As we all settle into the warmth of our families and communities over Thanksgiving, my heart, my thoughts and my prayers take me back to Haiti which as I write this blog, is in a state of turmoil, suffering, and chaos that is not much better than after the earthquake. Since the first moments I, my wife, Paul Farmer, and our team landed on the chaotic tarmac of the airport and worked 20-hours day in the University Hospital, Haiti has gotten under my skin and burrowed into my heart and soul. There have been so many people doing such great work there like Paul Farmer and Partners in Health, and my long lost cousin who I found through my work in Haiti, David Meltzer, the head of International Relief for the American Red Cross.
But Haiti's problems are deep, and their people's suffering is great. Cholera is spreading, gender violence in the camps increases, hunger mounts, over a million are still homeless, and families are even living on highway medians as trucks and cars race by.
Though the news may not always reflect it, dedicated people who have devoted their lives to helping in Haiti (and other places the poor suffer are doing good things). Over dinner this weekend, my cousin, David (we have the same great-grandparents), explained the extraordinary efforts of the Red Cross who have spent hundreds of millions of dollars in Haiti already. Since the initial disaster, The American Red Cross has provided millions of dollars to support the main hospital in Haiti where I first worked, and has saved another hospital, Port au Prince's major trauma center, that was about to shut down for lack of funds. They have created transitional homes for 150,000 people, given cash grants and microloans to help nearly 210,000 people with basic needs and to invest in small businesses, provided drinking water for 280,000 people each day, developed preparedness activities to protect 500,000 people and medical care and/or health education for 435,000 people. They also have created emergency shelter materials for 625,000 people, latrines for 238,000 people, and provided emergency supplies for 125,000 people for use during hurricane season.

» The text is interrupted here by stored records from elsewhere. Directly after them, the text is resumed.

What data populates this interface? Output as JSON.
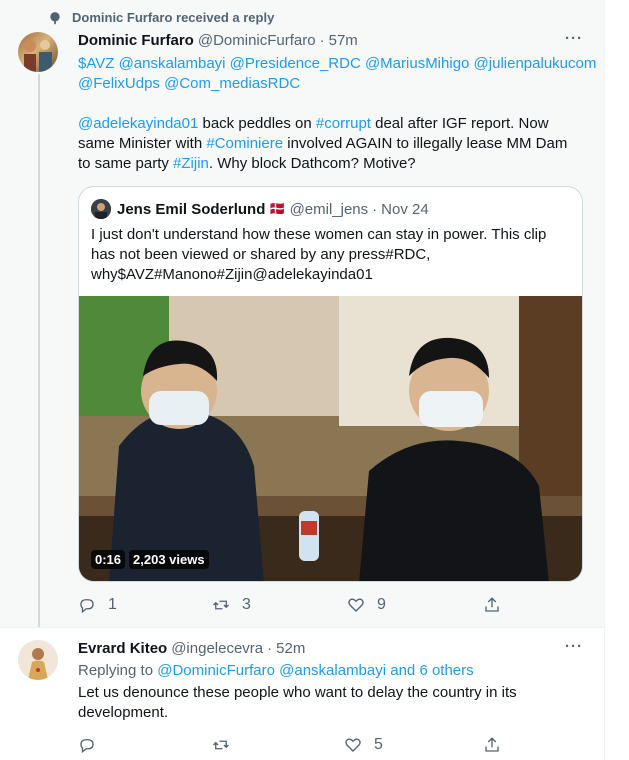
{
  "social_context": "Dominic Furfaro received a reply",
  "tweet1": {
    "name": "Dominic Furfaro",
    "handle": "@DominicFurfaro",
    "dot": "·",
    "time": "57m",
    "more": "···",
    "mentions_line1": "$AVZ @anskalambayi @Presidence_RDC @MariusMihigo @julienpalukucom",
    "mentions_line2": "@FelixUdps @Com_mediasRDC",
    "p_mention": "@adelekayinda01",
    "p_1": " back peddles on ",
    "p_tag_corrupt": "#corrupt",
    "p_2": " deal after IGF report. Now",
    "p_3": "same Minister with ",
    "p_tag_cominiere": "#Cominiere",
    "p_4": " involved AGAIN to illegally lease MM Dam",
    "p_5": "to same party ",
    "p_tag_zijin": "#Zijin",
    "p_6": ". Why block Dathcom? Motive?",
    "quote": {
      "name": "Jens Emil Soderlund",
      "flag": "🇩🇰",
      "handle": "@emil_jens",
      "dot": "·",
      "date": "Nov 24",
      "line1": "I just don't understand how these women can stay in power. This clip",
      "line2": "has not been viewed or shared by any press#RDC,",
      "line3": "why$AVZ#Manono#Zijin@adelekayinda01",
      "video_time": "0:16",
      "video_views": "2,203 views"
    },
    "actions": {
      "replies": "1",
      "retweets": "3",
      "likes": "9"
    }
  },
  "tweet2": {
    "name": "Evrard Kiteo",
    "handle": "@ingelecevra",
    "dot": "·",
    "time": "52m",
    "more": "···",
    "replying_prefix": "Replying to ",
    "replying_to": "@DominicFurfaro @anskalambayi and 6 others",
    "text_line1": "Let us denounce these people who want to delay the country in its",
    "text_line2": "development.",
    "actions": {
      "replies": "",
      "retweets": "",
      "likes": "5"
    }
  },
  "colors": {
    "link": "#1d9bf0",
    "muted": "#536471",
    "text": "#0f1419"
  }
}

To learn more about how they have helped and to give to this cause see their website.
And last Wednesday, at the annual dinner for the Robert F. Kennedy Center for Justice and Human Rights, we all listened with open, but sad hearts, as actress Juliana Margulies read the words of Loune Viaud from Partners in Health who shared what is still going on, but also what has been accomplished by the committed.

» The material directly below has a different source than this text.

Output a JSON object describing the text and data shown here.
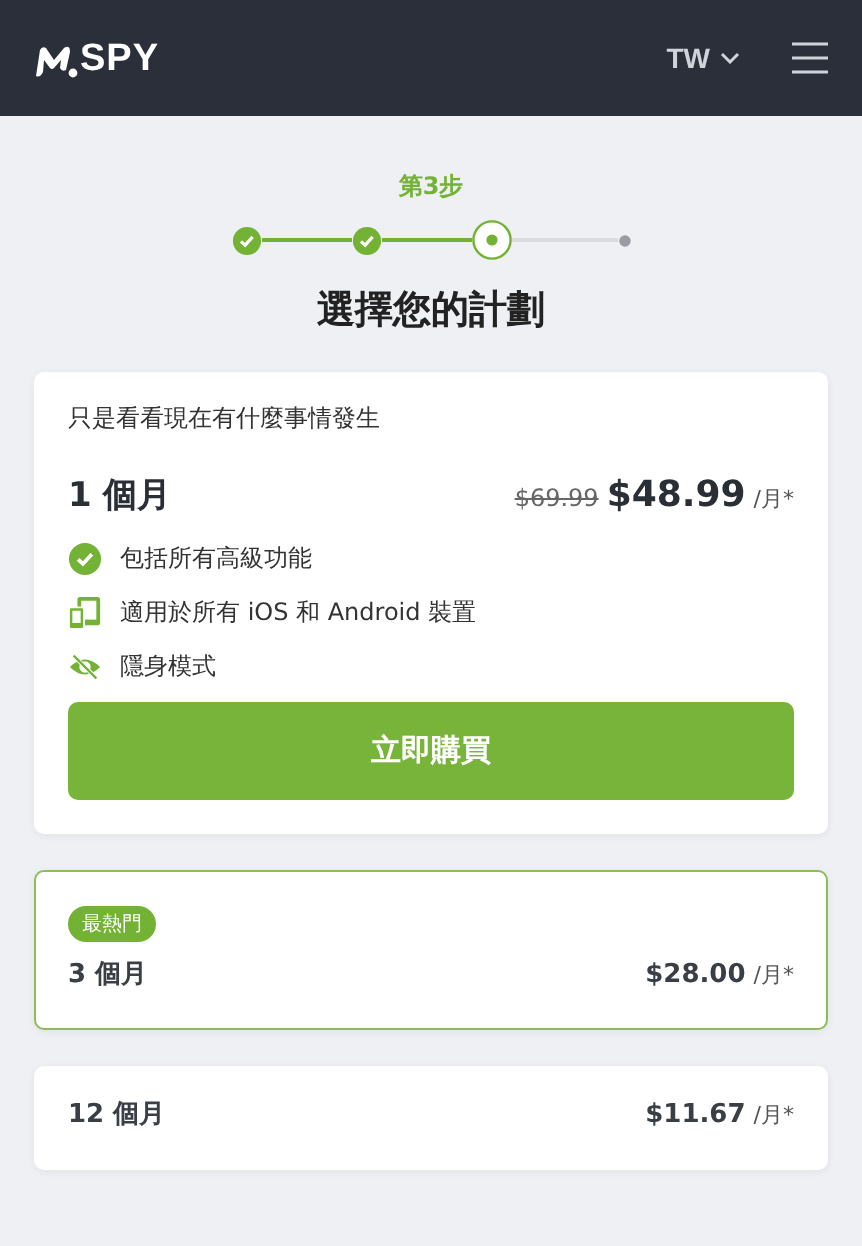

Last week on 60 Minutes Bryon Pitts and Magalie Laguerre, aired a segment on Haiti that you should all watch.
And there was a 60 Minutes Overtime segment in which I was featured, and Magalie, a Haitian American, who was there when I first brought 60 Minutes to the hospital morgue that first awful night in Haiti, shared how it was for her seeing her people and her land in the wake of such destruction.
Partners in Health recently released their annual report on their work, which I encourage you to review. Once you do, I ask you to give of your self, your money, or your time or support their work.
Here is part of what Partners in Health recently shared regarding their work:
The earthquake that flattened Port-au-Prince on January 12 ranks among the worst disasters in modern history: 230,000 killed in a matter of minutes, more than 1.5 million left homeless.
In the days following the quake, Paul Farmer diagnosed the catastrophe as a case of what doctors call "acute-on-chronic"--an already bad problem rendered immeasurably worse. Haiti's chronic conditions--extreme poverty, food and water insecurity, lack of economic opportunities, crumbling public health and education systems--left the country ever more vulnerable to this acute disaster. The cholera outbreak is once again exposing the fragility of health care in Haiti--and the need for long-term, progressive and fair solutions.
Being Thankful and Giving Thanks
As I get ready to gather with my family and be thankful for the goodness in my life, I am thankful for having gone to Haiti this year, for being able to give of my time, my heart and my money. Gratitude is healing, and we have much to be thankful for. But giving is also healing--it opens the heart and soul. I have received much more from my work in Haiti than I have given.
A few days ago, I received an email from one medical student, Auguste, with whom I worked closely when I was in Haiti. After the earthquake, his family lost everything--they had no home, food, or water. Even so, he showed up in the operating room to help us every day. Things are worse for him now. Here is what he said to me in a recent email.
"Dr. Mark please help me find a way to work a little bit. When God allows the possibility for school I will go... Things are just coming harder every single day for me... My family and I can't even eat, eating is coming a need for us now... Now in the country we have shooting in different areas, because it's election time...
Thank you so much for helping... God bless you... Auguste"
The Buddha said when your heart breaks, it can break open or closed. Let your heart break open for Haiti and for Auguste and find a way to help, to be giving in any way you can. The American Red Cross and Partners in Health are two excellent organizations you can give to and be sure the money will go to help those in need in Haiti.
To your good health,
Mark Hyman, MD